- How to complete this task -
Identify each line in the records below that contains the word "icon", and copy it.

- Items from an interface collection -

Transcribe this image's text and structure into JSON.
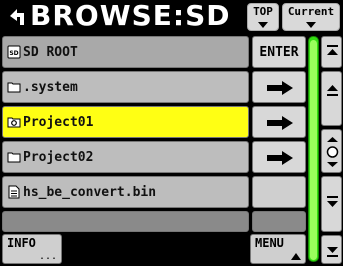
{
  "header": {
    "title": "BROWSE:SD",
    "top_label": "TOP",
    "current_label": "Current"
  },
  "list": {
    "root_label": "SD ROOT",
    "enter_label": "ENTER",
    "items": [
      {
        "name": ".system",
        "type": "folder"
      },
      {
        "name": "Project01",
        "type": "project",
        "selected": true
      },
      {
        "name": "Project02",
        "type": "folder"
      },
      {
        "name": "hs_be_convert.bin",
        "type": "file"
      }
    ]
  },
  "footer": {
    "info_label": "INFO",
    "info_more": "...",
    "menu_label": "MENU"
  },
  "colors": {
    "selected_row": "#ffff14",
    "scrollbar": "#33dd11"
  }
}
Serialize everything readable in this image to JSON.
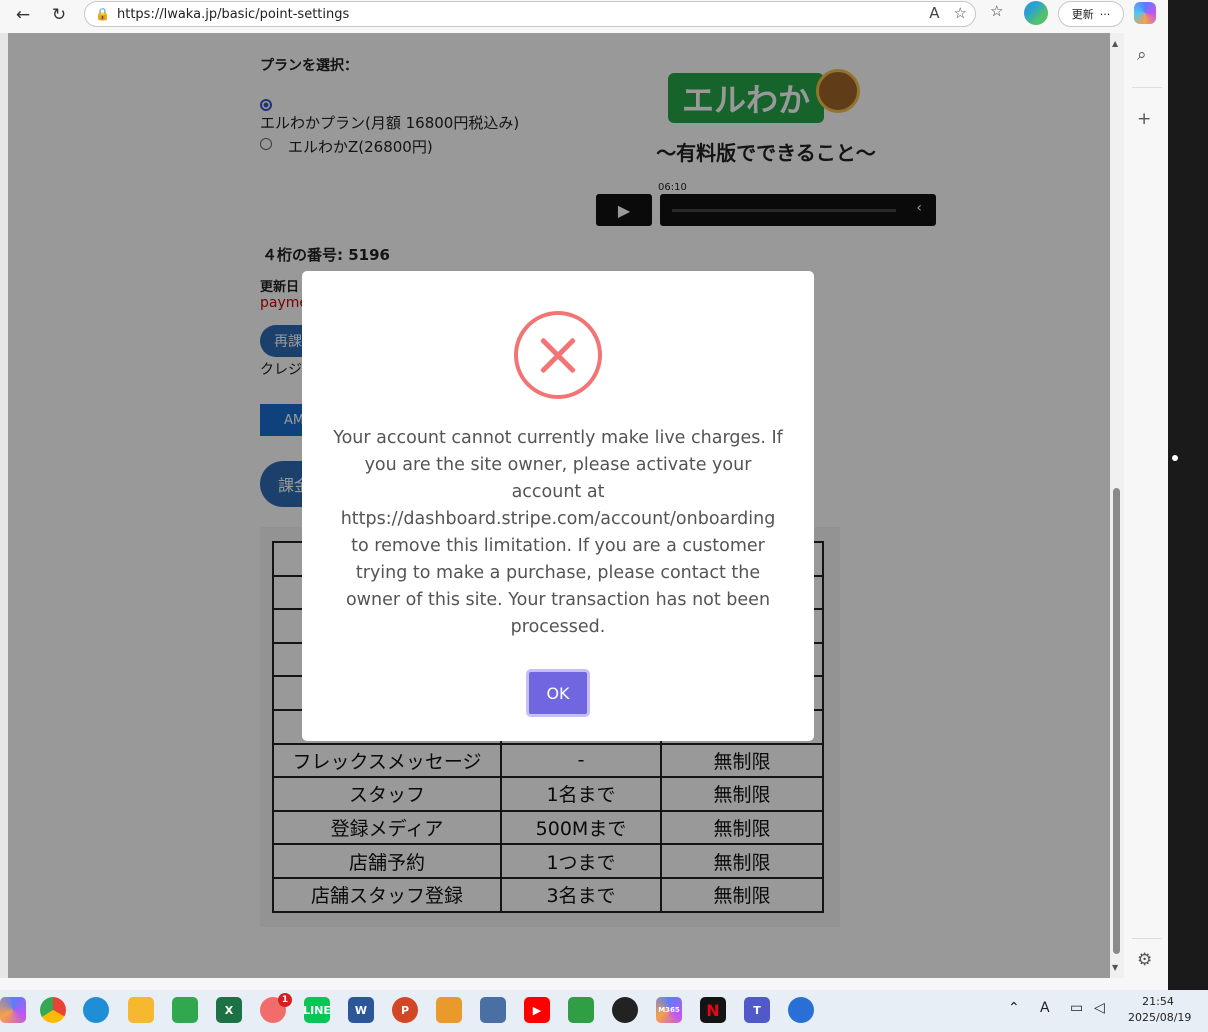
{
  "browser": {
    "url": "https://lwaka.jp/basic/point-settings",
    "update_label": "更新",
    "more_label": "···"
  },
  "page": {
    "plan_label": "プランを選択：",
    "plans": [
      {
        "label": "エルわかプラン(月額 16800円税込み)",
        "selected": true
      },
      {
        "label": "エルわかZ(26800円)",
        "selected": false
      }
    ],
    "video": {
      "logo_text": "エルわか",
      "title": "～有料版でできること～",
      "time": "06:10"
    },
    "number_label": "４桁の番号: 5196",
    "update_label": "更新日",
    "payment_text": "payme",
    "rebill_button": "再課",
    "credit_text": "クレジ",
    "amex_text": "AM",
    "charge_button": "課金",
    "table_rows": [
      {
        "c1": "フレックスメッセージ",
        "c2": "-",
        "c3": "無制限"
      },
      {
        "c1": "スタッフ",
        "c2": "1名まで",
        "c3": "無制限"
      },
      {
        "c1": "登録メディア",
        "c2": "500Mまで",
        "c3": "無制限"
      },
      {
        "c1": "店舗予約",
        "c2": "1つまで",
        "c3": "無制限"
      },
      {
        "c1": "店舗スタッフ登録",
        "c2": "3名まで",
        "c3": "無制限"
      }
    ]
  },
  "modal": {
    "message": "Your account cannot currently make live charges. If you are the site owner, please activate your account at https://dashboard.stripe.com/account/onboarding to remove this limitation. If you are a customer trying to make a purchase, please contact the owner of this site. Your transaction has not been processed.",
    "ok_label": "OK"
  },
  "taskbar": {
    "badge_count": "1",
    "time": "21:54",
    "date": "2025/08/19",
    "m365_label": "M365"
  }
}
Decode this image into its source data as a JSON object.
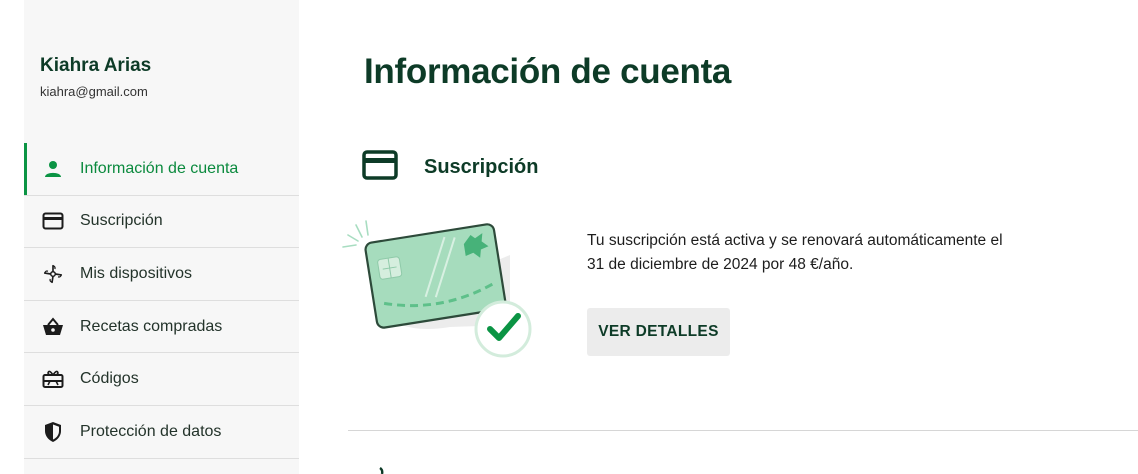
{
  "user": {
    "name": "Kiahra Arias",
    "email": "kiahra@gmail.com"
  },
  "nav": {
    "items": [
      {
        "label": "Información de cuenta",
        "icon": "person-icon",
        "active": true
      },
      {
        "label": "Suscripción",
        "icon": "credit-card-icon"
      },
      {
        "label": "Mis dispositivos",
        "icon": "devices-icon"
      },
      {
        "label": "Recetas compradas",
        "icon": "basket-icon"
      },
      {
        "label": "Códigos",
        "icon": "gift-card-icon"
      },
      {
        "label": "Protección de datos",
        "icon": "shield-icon"
      }
    ]
  },
  "main": {
    "title": "Información de cuenta",
    "section": {
      "title": "Suscripción",
      "icon": "credit-card-icon",
      "description": "Tu suscripción está activa y se renovará automáticamente el 31 de diciembre de 2024 por 48 €/año.",
      "button_label": "VER DETALLES"
    }
  },
  "colors": {
    "brand_dark": "#0d3b27",
    "accent_green": "#0b9444",
    "sidebar_bg": "#f7f7f7",
    "button_bg": "#ececec"
  }
}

- Response -
        "icon": "person-icon",
        "icon": "credit-card-icon"
        "icon": "devices-icon"
        "icon": "basket-icon"
        "icon": "gift-card-icon"
        "icon": "shield-icon"
      "icon": "credit-card-icon",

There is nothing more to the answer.